Do you have your own reviews about this novel? Leave a comment and I’ll link them to this post!



The strong winds came in from the north. The air shifted as the humidity gathered strength. She could smell it coming. Rain would be there soon. Yet, she stayed where she was, in the moment, letting the gusts whip her back and forth. Around her, wheat was snapping, unable to resist fate. She reached out and touched one of the heads, saving it from being pushed to the ground.

The field was in turmoil. Dust kicked up around her, whipping her face, causing her eyes to sting. She would not cry today, even if she wanted to.

“Are you ready?” he said behind her.

“Five more minutes?”

“The rain is coming and I’ve got to be going.”

“You could stay, you know. Nothing bad would happen if you did.”

“But what about life, friend? What about the future?”

“It can coincide,” she said, defiantly.

He held out his hand to her. Tentatively, he touched his fingertips to hers. He could have been a pianist, if his life had worked out that way. A surge of pain hit her heart, and she looked away from him. The arrow had done its damage.

“It can’t be this short.” She said.

“You know it’s not.” He said.

“But it’s not enough time. I need more to get it right.”

“It’s not for us to determine. Our souls knew each other before we crossed paths. We don’t get to decide when they separate. It just happens.”

“Our souls are kin. How do I move forward knowing that?”

“With courage,” He said.

She crumpled the wheat in her hand. The dust disappeared into the wind, joining its brethren into nothingness. She stared out to the end of the landscape, where the sky and the ground met.

“I can’t leave this place,” she said.

“I can’t stay,” he said.

They looked at each other. He moved his hand further to her.

“Two more minutes,” she said.


The sky turned darker, and lightning could be seen close by. She turned her face to the responding thunder.

“It’s getting darker.” She said.

“I know.”

She cupped his hand then, squeezing gently. He returned the gesture, and gave a small smile.

“You’ll be ok.”

“I don’t think so,” she said.

“You will. My soul will always know yours. It will always feel close.”

“That statement makes me ache,” she said.

He looked off into the distance, frowning.

“The wind has picked up,” she said, her hand beginning to shake.

“Yes, and I must go. There’s so much to do, and I’ve stayed too long.”

She gripped his hand hard, pulling him toward her. “Please don’t.” Her voice was barely audible.

He released her hand, and looked at her. He smiled again.

“Remember what I said. Remember our souls.”

A thunderclap startled her. Reflexively, she looked in its direction. She felt the humidity suddenly sucked from around her. She looked down the rising goosebumps on her flesh.
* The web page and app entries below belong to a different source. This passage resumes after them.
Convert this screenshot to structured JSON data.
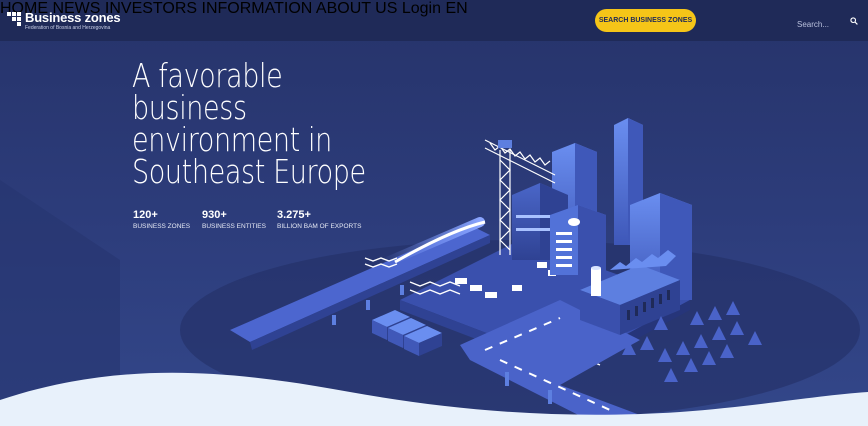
{
  "header": {
    "logo_title": "Business zones",
    "logo_subtitle": "Federation of Bosnia and Herzegovina",
    "nav": [
      "HOME",
      "NEWS",
      "INVESTORS",
      "INFORMATION",
      "ABOUT US"
    ],
    "cta_label": "SEARCH BUSINESS ZONES",
    "login_label": "Login",
    "language_label": "EN",
    "search_placeholder": "Search..."
  },
  "hero": {
    "headline_lines": [
      "A favorable",
      "business",
      "environment in",
      "Southeast Europe"
    ],
    "stats": [
      {
        "value": "120+",
        "label": "BUSINESS ZONES"
      },
      {
        "value": "930+",
        "label": "BUSINESS ENTITIES"
      },
      {
        "value": "3.275+",
        "label": "BILLION BAM OF EXPORTS"
      }
    ]
  },
  "colors": {
    "header_bg": "#1f2a58",
    "hero_bg": "#2d3d7c",
    "accent": "#f5c518",
    "building_light": "#5d7fe0",
    "wave": "#e8f1fb"
  },
  "icons": {
    "search": "search-icon",
    "logo": "logo-mark-icon"
  }
}
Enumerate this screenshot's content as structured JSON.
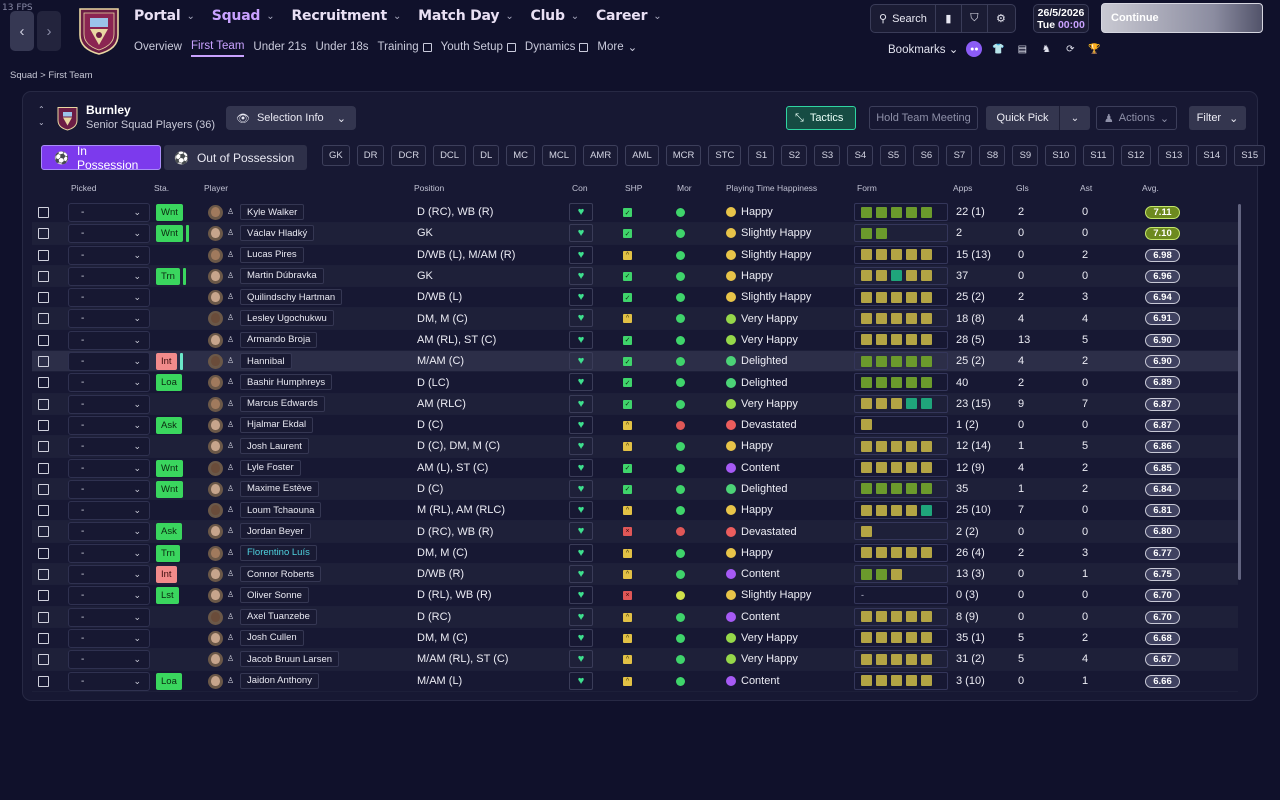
{
  "fps": "13 FPS",
  "menu": [
    {
      "label": "Portal",
      "active": false
    },
    {
      "label": "Squad",
      "active": true
    },
    {
      "label": "Recruitment",
      "active": false
    },
    {
      "label": "Match Day",
      "active": false
    },
    {
      "label": "Club",
      "active": false
    },
    {
      "label": "Career",
      "active": false
    }
  ],
  "submenu": [
    {
      "label": "Overview",
      "active": false,
      "ext": false
    },
    {
      "label": "First Team",
      "active": true,
      "ext": false
    },
    {
      "label": "Under 21s",
      "active": false,
      "ext": false
    },
    {
      "label": "Under 18s",
      "active": false,
      "ext": false
    },
    {
      "label": "Training",
      "active": false,
      "ext": true
    },
    {
      "label": "Youth Setup",
      "active": false,
      "ext": true
    },
    {
      "label": "Dynamics",
      "active": false,
      "ext": true
    },
    {
      "label": "More",
      "active": false,
      "ext": false,
      "dropdown": true
    }
  ],
  "topbar": {
    "search_label": "Search",
    "date": "26/5/2026",
    "day": "Tue",
    "time": "00:00",
    "continue_label": "Continue",
    "bookmarks_label": "Bookmarks"
  },
  "breadcrumb": {
    "root": "Squad",
    "current": "First Team"
  },
  "team": {
    "name": "Burnley",
    "subtitle": "Senior Squad Players (36)"
  },
  "buttons": {
    "selection_info": "Selection Info",
    "tactics": "Tactics",
    "hold_meeting": "Hold Team Meeting",
    "quick_pick": "Quick Pick",
    "actions": "Actions",
    "filter": "Filter",
    "in_possession": "In Possession",
    "out_possession": "Out of Possession"
  },
  "positions": [
    "GK",
    "DR",
    "DCR",
    "DCL",
    "DL",
    "MC",
    "MCL",
    "AMR",
    "AML",
    "MCR",
    "STC",
    "S1",
    "S2",
    "S3",
    "S4",
    "S5",
    "S6",
    "S7",
    "S8",
    "S9",
    "S10",
    "S11",
    "S12",
    "S13",
    "S14",
    "S15"
  ],
  "columns": {
    "picked": "Picked",
    "sta": "Sta.",
    "player": "Player",
    "position": "Position",
    "con": "Con",
    "shp": "SHP",
    "mor": "Mor",
    "happiness": "Playing Time Happiness",
    "form": "Form",
    "apps": "Apps",
    "gls": "Gls",
    "ast": "Ast",
    "avg": "Avg."
  },
  "picked_default": "-",
  "players": [
    {
      "name": "Kyle Walker",
      "sta": "Wnt",
      "sta_c": "g",
      "bar": "",
      "pos": "D (RC), WB (R)",
      "shp": "g",
      "mor": "g",
      "hap": "Happy",
      "emo": "y",
      "form": [
        "o",
        "o",
        "o",
        "o",
        "o"
      ],
      "apps": "22 (1)",
      "gls": "2",
      "ast": "0",
      "avg": "7.11",
      "avgc": "gr",
      "skin": "md"
    },
    {
      "name": "Václav Hladký",
      "sta": "Wnt",
      "sta_c": "g",
      "bar": "g",
      "pos": "GK",
      "shp": "g",
      "mor": "g",
      "hap": "Slightly Happy",
      "emo": "y",
      "form": [
        "o",
        "o"
      ],
      "apps": "2",
      "gls": "0",
      "ast": "0",
      "avg": "7.10",
      "avgc": "gr",
      "skin": ""
    },
    {
      "name": "Lucas Pires",
      "sta": "",
      "sta_c": "",
      "bar": "",
      "pos": "D/WB (L), M/AM (R)",
      "shp": "y",
      "mor": "g",
      "hap": "Slightly Happy",
      "emo": "y",
      "form": [
        "y",
        "y",
        "y",
        "y",
        "y"
      ],
      "apps": "15 (13)",
      "gls": "0",
      "ast": "2",
      "avg": "6.98",
      "avgc": "",
      "skin": "md"
    },
    {
      "name": "Martin Dúbravka",
      "sta": "Trn",
      "sta_c": "g",
      "bar": "g",
      "pos": "GK",
      "shp": "g",
      "mor": "g",
      "hap": "Happy",
      "emo": "y",
      "form": [
        "y",
        "y",
        "t",
        "y",
        "y"
      ],
      "apps": "37",
      "gls": "0",
      "ast": "0",
      "avg": "6.96",
      "avgc": "",
      "skin": ""
    },
    {
      "name": "Quilindschy Hartman",
      "sta": "",
      "sta_c": "",
      "bar": "",
      "pos": "D/WB (L)",
      "shp": "g",
      "mor": "g",
      "hap": "Slightly Happy",
      "emo": "y",
      "form": [
        "y",
        "y",
        "y",
        "y",
        "y"
      ],
      "apps": "25 (2)",
      "gls": "2",
      "ast": "3",
      "avg": "6.94",
      "avgc": "",
      "skin": ""
    },
    {
      "name": "Lesley Ugochukwu",
      "sta": "",
      "sta_c": "",
      "bar": "",
      "pos": "DM, M (C)",
      "shp": "y",
      "mor": "g",
      "hap": "Very Happy",
      "emo": "lg",
      "form": [
        "y",
        "y",
        "y",
        "y",
        "y"
      ],
      "apps": "18 (8)",
      "gls": "4",
      "ast": "4",
      "avg": "6.91",
      "avgc": "",
      "skin": "dk"
    },
    {
      "name": "Armando Broja",
      "sta": "",
      "sta_c": "",
      "bar": "",
      "pos": "AM (RL), ST (C)",
      "shp": "g",
      "mor": "g",
      "hap": "Very Happy",
      "emo": "lg",
      "form": [
        "y",
        "y",
        "y",
        "y",
        "y"
      ],
      "apps": "28 (5)",
      "gls": "13",
      "ast": "5",
      "avg": "6.90",
      "avgc": "",
      "skin": ""
    },
    {
      "name": "Hannibal",
      "sta": "Int",
      "sta_c": "r",
      "bar": "t",
      "pos": "M/AM (C)",
      "shp": "g",
      "mor": "g",
      "hap": "Delighted",
      "emo": "g",
      "form": [
        "o",
        "o",
        "o",
        "o",
        "o"
      ],
      "apps": "25 (2)",
      "gls": "4",
      "ast": "2",
      "avg": "6.90",
      "avgc": "",
      "skin": "dk"
    },
    {
      "name": "Bashir Humphreys",
      "sta": "Loa",
      "sta_c": "g",
      "bar": "",
      "pos": "D (LC)",
      "shp": "g",
      "mor": "g",
      "hap": "Delighted",
      "emo": "g",
      "form": [
        "o",
        "o",
        "o",
        "o",
        "o"
      ],
      "apps": "40",
      "gls": "2",
      "ast": "0",
      "avg": "6.89",
      "avgc": "",
      "skin": "md"
    },
    {
      "name": "Marcus Edwards",
      "sta": "",
      "sta_c": "",
      "bar": "",
      "pos": "AM (RLC)",
      "shp": "g",
      "mor": "g",
      "hap": "Very Happy",
      "emo": "lg",
      "form": [
        "y",
        "y",
        "y",
        "t",
        "t"
      ],
      "apps": "23 (15)",
      "gls": "9",
      "ast": "7",
      "avg": "6.87",
      "avgc": "",
      "skin": "md"
    },
    {
      "name": "Hjalmar Ekdal",
      "sta": "Ask",
      "sta_c": "g",
      "bar": "",
      "pos": "D (C)",
      "shp": "y",
      "mor": "r",
      "hap": "Devastated",
      "emo": "r",
      "form": [
        "y"
      ],
      "apps": "1 (2)",
      "gls": "0",
      "ast": "0",
      "avg": "6.87",
      "avgc": "",
      "skin": ""
    },
    {
      "name": "Josh Laurent",
      "sta": "",
      "sta_c": "",
      "bar": "",
      "pos": "D (C), DM, M (C)",
      "shp": "y",
      "mor": "g",
      "hap": "Happy",
      "emo": "y",
      "form": [
        "y",
        "y",
        "y",
        "y",
        "y"
      ],
      "apps": "12 (14)",
      "gls": "1",
      "ast": "5",
      "avg": "6.86",
      "avgc": "",
      "skin": ""
    },
    {
      "name": "Lyle Foster",
      "sta": "Wnt",
      "sta_c": "g",
      "bar": "",
      "pos": "AM (L), ST (C)",
      "shp": "g",
      "mor": "g",
      "hap": "Content",
      "emo": "p",
      "form": [
        "y",
        "y",
        "y",
        "y",
        "y"
      ],
      "apps": "12 (9)",
      "gls": "4",
      "ast": "2",
      "avg": "6.85",
      "avgc": "",
      "skin": "dk"
    },
    {
      "name": "Maxime Estève",
      "sta": "Wnt",
      "sta_c": "g",
      "bar": "",
      "pos": "D (C)",
      "shp": "g",
      "mor": "g",
      "hap": "Delighted",
      "emo": "g",
      "form": [
        "o",
        "o",
        "o",
        "o",
        "o"
      ],
      "apps": "35",
      "gls": "1",
      "ast": "2",
      "avg": "6.84",
      "avgc": "",
      "skin": ""
    },
    {
      "name": "Loum Tchaouna",
      "sta": "",
      "sta_c": "",
      "bar": "",
      "pos": "M (RL), AM (RLC)",
      "shp": "y",
      "mor": "g",
      "hap": "Happy",
      "emo": "y",
      "form": [
        "y",
        "y",
        "y",
        "y",
        "t"
      ],
      "apps": "25 (10)",
      "gls": "7",
      "ast": "0",
      "avg": "6.81",
      "avgc": "",
      "skin": "dk"
    },
    {
      "name": "Jordan Beyer",
      "sta": "Ask",
      "sta_c": "g",
      "bar": "",
      "pos": "D (RC), WB (R)",
      "shp": "r",
      "mor": "r",
      "hap": "Devastated",
      "emo": "r",
      "form": [
        "y"
      ],
      "apps": "2 (2)",
      "gls": "0",
      "ast": "0",
      "avg": "6.80",
      "avgc": "",
      "skin": ""
    },
    {
      "name": "Florentino Luís",
      "sta": "Trn",
      "sta_c": "g",
      "bar": "",
      "pos": "DM, M (C)",
      "shp": "y",
      "mor": "g",
      "hap": "Happy",
      "emo": "y",
      "form": [
        "y",
        "y",
        "y",
        "y",
        "y"
      ],
      "apps": "26 (4)",
      "gls": "2",
      "ast": "3",
      "avg": "6.77",
      "avgc": "",
      "skin": "md",
      "link": true
    },
    {
      "name": "Connor Roberts",
      "sta": "Int",
      "sta_c": "r",
      "bar": "",
      "pos": "D/WB (R)",
      "shp": "y",
      "mor": "g",
      "hap": "Content",
      "emo": "p",
      "form": [
        "o",
        "o",
        "y"
      ],
      "apps": "13 (3)",
      "gls": "0",
      "ast": "1",
      "avg": "6.75",
      "avgc": "",
      "skin": ""
    },
    {
      "name": "Oliver Sonne",
      "sta": "Lst",
      "sta_c": "g",
      "bar": "",
      "pos": "D (RL), WB (R)",
      "shp": "r",
      "mor": "y",
      "hap": "Slightly Happy",
      "emo": "y",
      "form": [],
      "form_text": "-",
      "apps": "0 (3)",
      "gls": "0",
      "ast": "0",
      "avg": "6.70",
      "avgc": "",
      "skin": ""
    },
    {
      "name": "Axel Tuanzebe",
      "sta": "",
      "sta_c": "",
      "bar": "",
      "pos": "D (RC)",
      "shp": "y",
      "mor": "g",
      "hap": "Content",
      "emo": "p",
      "form": [
        "y",
        "y",
        "y",
        "y",
        "y"
      ],
      "apps": "8 (9)",
      "gls": "0",
      "ast": "0",
      "avg": "6.70",
      "avgc": "",
      "skin": "dk"
    },
    {
      "name": "Josh Cullen",
      "sta": "",
      "sta_c": "",
      "bar": "",
      "pos": "DM, M (C)",
      "shp": "y",
      "mor": "g",
      "hap": "Very Happy",
      "emo": "lg",
      "form": [
        "y",
        "y",
        "y",
        "y",
        "y"
      ],
      "apps": "35 (1)",
      "gls": "5",
      "ast": "2",
      "avg": "6.68",
      "avgc": "",
      "skin": ""
    },
    {
      "name": "Jacob Bruun Larsen",
      "sta": "",
      "sta_c": "",
      "bar": "",
      "pos": "M/AM (RL), ST (C)",
      "shp": "y",
      "mor": "g",
      "hap": "Very Happy",
      "emo": "lg",
      "form": [
        "y",
        "y",
        "y",
        "y",
        "y"
      ],
      "apps": "31 (2)",
      "gls": "5",
      "ast": "4",
      "avg": "6.67",
      "avgc": "",
      "skin": ""
    },
    {
      "name": "Jaidon Anthony",
      "sta": "Loa",
      "sta_c": "g",
      "bar": "",
      "pos": "M/AM (L)",
      "shp": "y",
      "mor": "g",
      "hap": "Content",
      "emo": "p",
      "form": [
        "y",
        "y",
        "y",
        "y",
        "y"
      ],
      "apps": "3 (10)",
      "gls": "0",
      "ast": "1",
      "avg": "6.66",
      "avgc": "",
      "skin": ""
    }
  ]
}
She closed her eyes, wishing for a different ending.

“Where did the world go?” She turned her head back to him.

She watched him walk away, the water wiping away his tracks as the sky broke loose its chaos.